■ Work request
Look through the listing below for lines containing "edit". State how many there are, and nothing else.

------------------------

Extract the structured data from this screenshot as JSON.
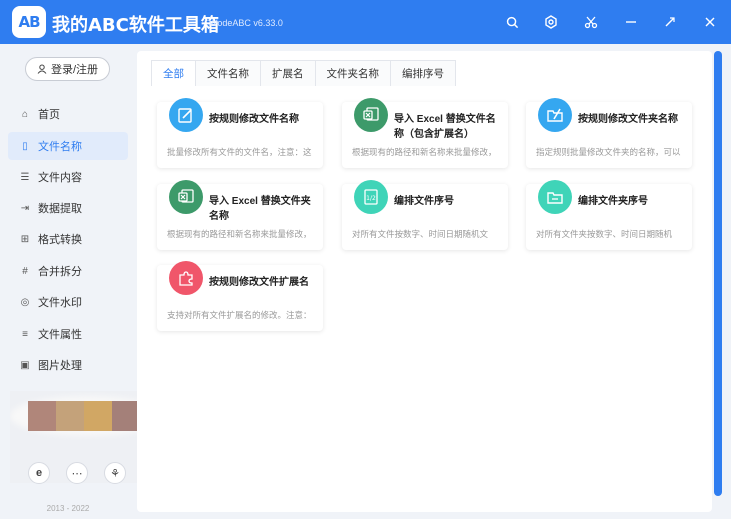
{
  "app": {
    "logo": "AB",
    "title": "我的ABC软件工具箱",
    "version": "WodeABC v6.33.0",
    "copyright": "2013 - 2022"
  },
  "titlebar_buttons": [
    "search-icon",
    "settings-icon",
    "scissors-icon",
    "minimize-icon",
    "restore-icon",
    "close-icon"
  ],
  "sidebar": {
    "login_label": "登录/注册",
    "items": [
      {
        "label": "首页",
        "icon": "home-icon"
      },
      {
        "label": "文件名称",
        "icon": "file-icon"
      },
      {
        "label": "文件内容",
        "icon": "list-icon"
      },
      {
        "label": "数据提取",
        "icon": "extract-icon"
      },
      {
        "label": "格式转换",
        "icon": "convert-icon"
      },
      {
        "label": "合并拆分",
        "icon": "hash-icon"
      },
      {
        "label": "文件水印",
        "icon": "watermark-icon"
      },
      {
        "label": "文件属性",
        "icon": "properties-icon"
      },
      {
        "label": "图片处理",
        "icon": "image-icon"
      }
    ],
    "bottom_icons": [
      "ie-icon",
      "chat-icon",
      "share-icon"
    ]
  },
  "tabs": [
    "全部",
    "文件名称",
    "扩展名",
    "文件夹名称",
    "编排序号"
  ],
  "cards": [
    {
      "title": "按规则修改文件名称",
      "desc": "批量修改所有文件的文件名，注意：这",
      "color": "#35a7f0",
      "icon": "edit-icon"
    },
    {
      "title": "导入 Excel 替换文件名称（包含扩展名）",
      "desc": "根据现有的路径和新名称来批量修改，",
      "color": "#3d9a6a",
      "icon": "excel-icon"
    },
    {
      "title": "按规则修改文件夹名称",
      "desc": "指定规则批量修改文件夹的名称，可以",
      "color": "#35a7f0",
      "icon": "folder-edit-icon"
    },
    {
      "title": "导入 Excel 替换文件夹名称",
      "desc": "根据现有的路径和新名称来批量修改，",
      "color": "#3d9a6a",
      "icon": "excel-icon"
    },
    {
      "title": "编排文件序号",
      "desc": "对所有文件按数字、时间日期随机文",
      "color": "#3fd4b8",
      "icon": "numbering-icon"
    },
    {
      "title": "编排文件夹序号",
      "desc": "对所有文件夹按数字、时间日期随机",
      "color": "#3fd4b8",
      "icon": "folder-numbering-icon"
    },
    {
      "title": "按规则修改文件扩展名",
      "desc": "支持对所有文件扩展名的修改。注意：",
      "color": "#f0566a",
      "icon": "puzzle-icon"
    }
  ]
}
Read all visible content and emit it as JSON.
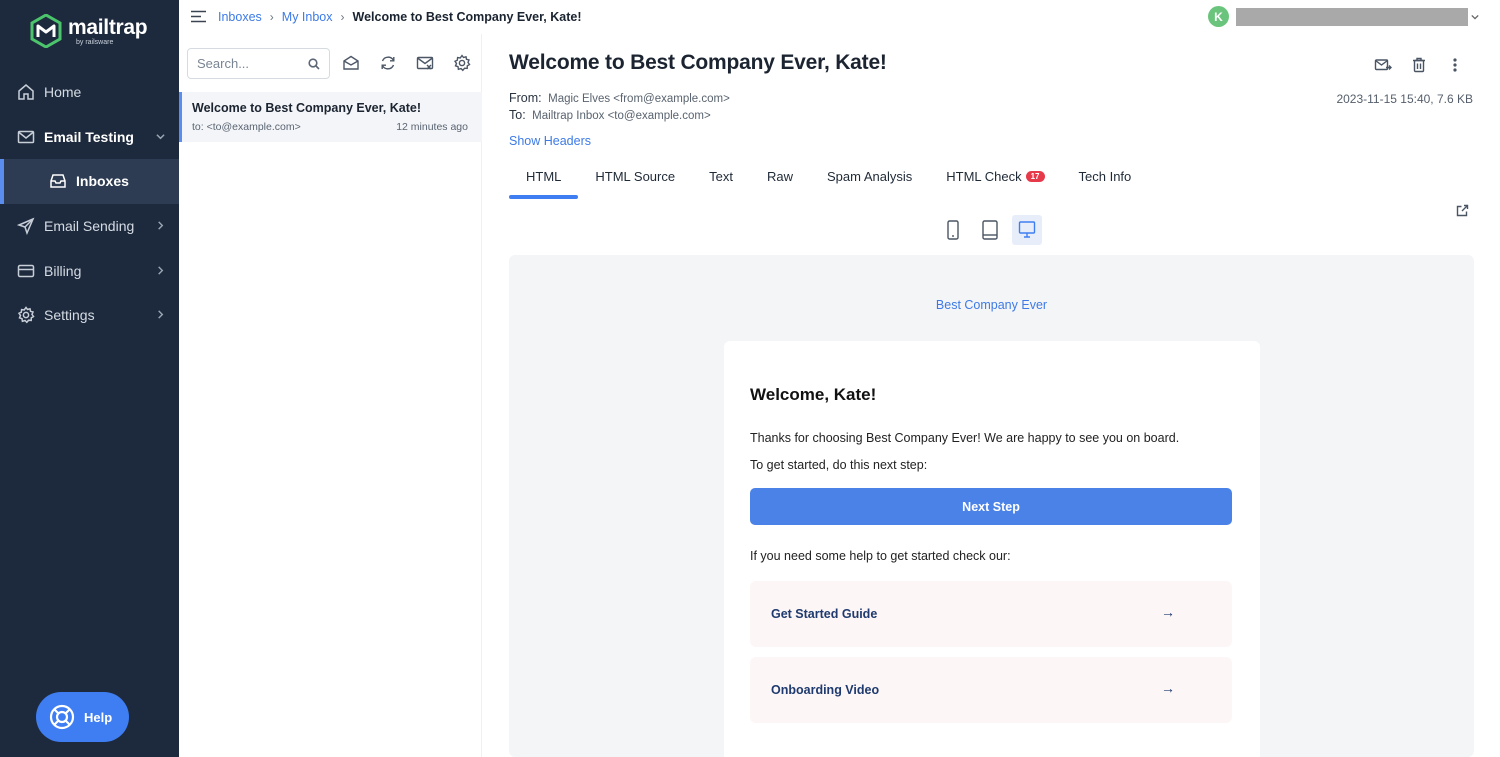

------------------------

■ Task output
2